Home Health and Home Care are ambiguous terms. Let us explain the difference

While both Home Health and Home Care are services provided within the patient’s home, the two terms are distinct in the types of care provided. Unfortunately, many people don’t know this and use the terms interchangeably, causing confusion. We’d like to clear up these terms and provide the true definitions of each.

Home Health

Home Health is clinical medical care provided by a registered nurse, occupational therapist, physical therapist, or other skilled medical professionals. It is pre-scripted as part of a care plan, usually following a hospital stay.

Home Health can include:

  • Skilled nursing services
  • Various Therapies
  • Medical management, including injections
  • Medical tests
  • Monitoring health
  • Wound care
  • Many more

Home Health is generally incorporated into a care plan following an inpatient hospitalization, rehabilitation, or stay at a skilled nursing facility. It can also be used during medication changes to monitor side effect and to be sure the medication is working as intended.

In the case of a decline in function, Home Health can be used to regain independence through therapies or by learning new skills. It can also be used for degenerative illnesses as a way to maintain independence longer.

Home Care

Home Care is unskilled services provided by home care aides, who are trained in senior care. They can help older adults with daily life and companionship. Home Care is classified as personal care and is non-clinical.

Home Care services can include:

  • Help with everyday skills, anything from grooming, to cleaning, to meal preparation
  • With errands or transportation
  • Companionship
  • Home maintenance or bill paying

Home Care is unskilled services provided by home care aides, who are trained in senior care.

Staying in your own home has many benefits

Regardless of if you are looking at home health or home care, there are many benefits to staying in your own home. Of course, the first is you or your family member will remain secure in the private, quiet comfort of his or her home, and can keep routines in place. They will be able to keep furniture and other possessions they have grown to cherish, eliminating the need to downsize or sell a home. They can also keep his or her pets.

They can also remain in their own neighborhood, as opposed to relocating to a care community. This allows them to continue going to the same places of worship, doing the same activities, and volunteer work they may enjoy doing. Families can live near each other. And, they can continue to have freedom and privacy, which provides dignity and independence.

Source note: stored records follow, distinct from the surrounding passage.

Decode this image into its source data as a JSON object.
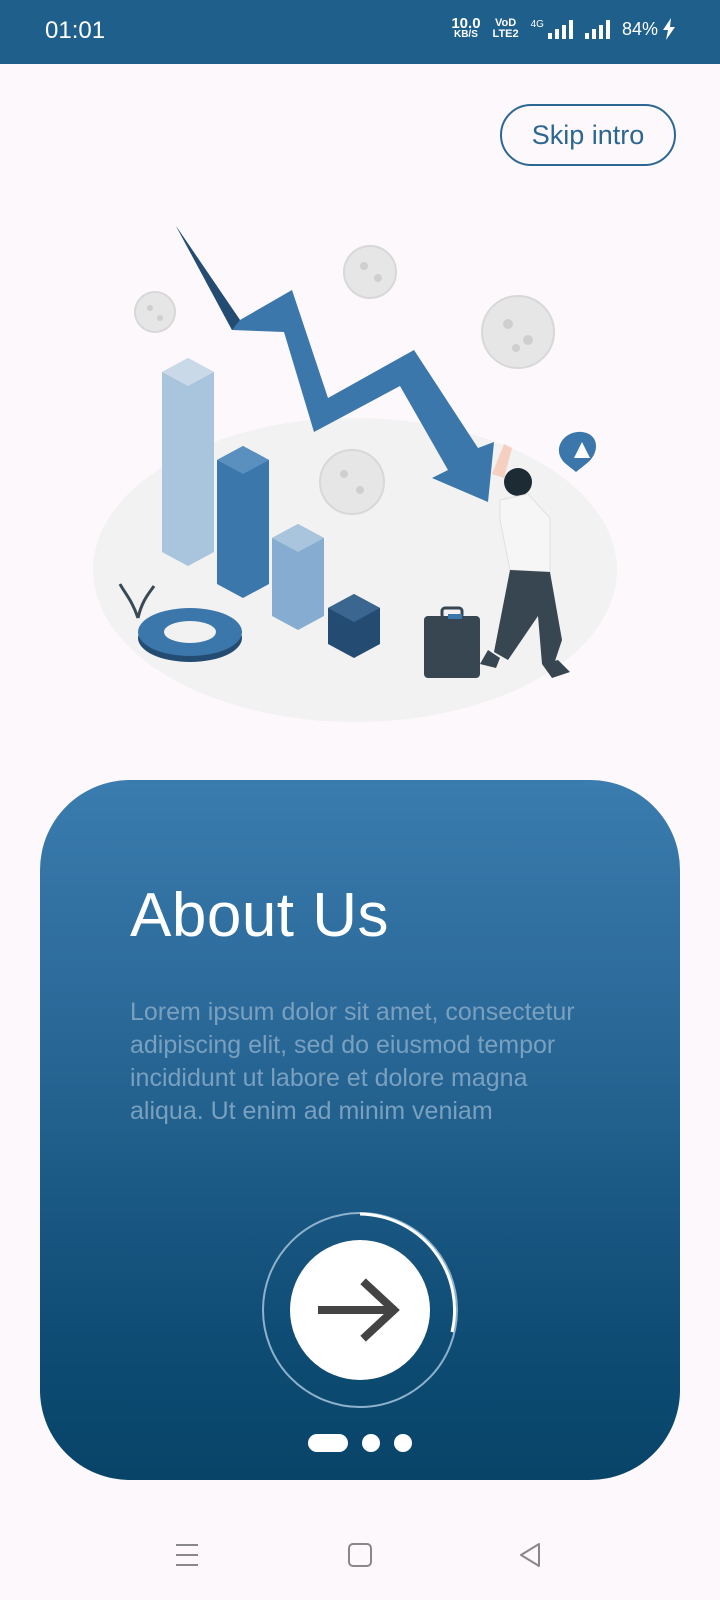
{
  "status_bar": {
    "time": "01:01",
    "net_speed_value": "10.0",
    "net_speed_unit": "KB/S",
    "volte_top": "VoD",
    "volte_bottom": "LTE2",
    "network_type": "4G",
    "battery": "84%",
    "icons": [
      "net-speed-icon",
      "volte-icon",
      "signal-4g-icon",
      "signal-icon",
      "battery-charging-icon"
    ]
  },
  "header": {
    "skip_label": "Skip intro"
  },
  "illustration": {
    "name": "falling-chart-illustration"
  },
  "card": {
    "title": "About Us",
    "body": "Lorem ipsum dolor sit amet, consectetur adipiscing elit, sed do eiusmod tempor incididunt ut labore et dolore magna aliqua. Ut enim ad minim veniam",
    "next_icon": "arrow-right-icon",
    "page_index": 1,
    "page_count": 3,
    "progress_fraction": 0.33
  },
  "nav_bar": {
    "icons": [
      "menu-icon",
      "home-square-icon",
      "back-triangle-icon"
    ]
  },
  "colors": {
    "primary": "#1f5f8b",
    "accent_outline": "#2b6792",
    "card_top": "#3a7cae",
    "card_bottom": "#084468",
    "body_text": "#7aa0bf",
    "background": "#fdf8fc"
  }
}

Care can be tailored to the individual and family needs, with updates and communication as requested. One-on-one care also means more of a personal touch and better management of medical conditions.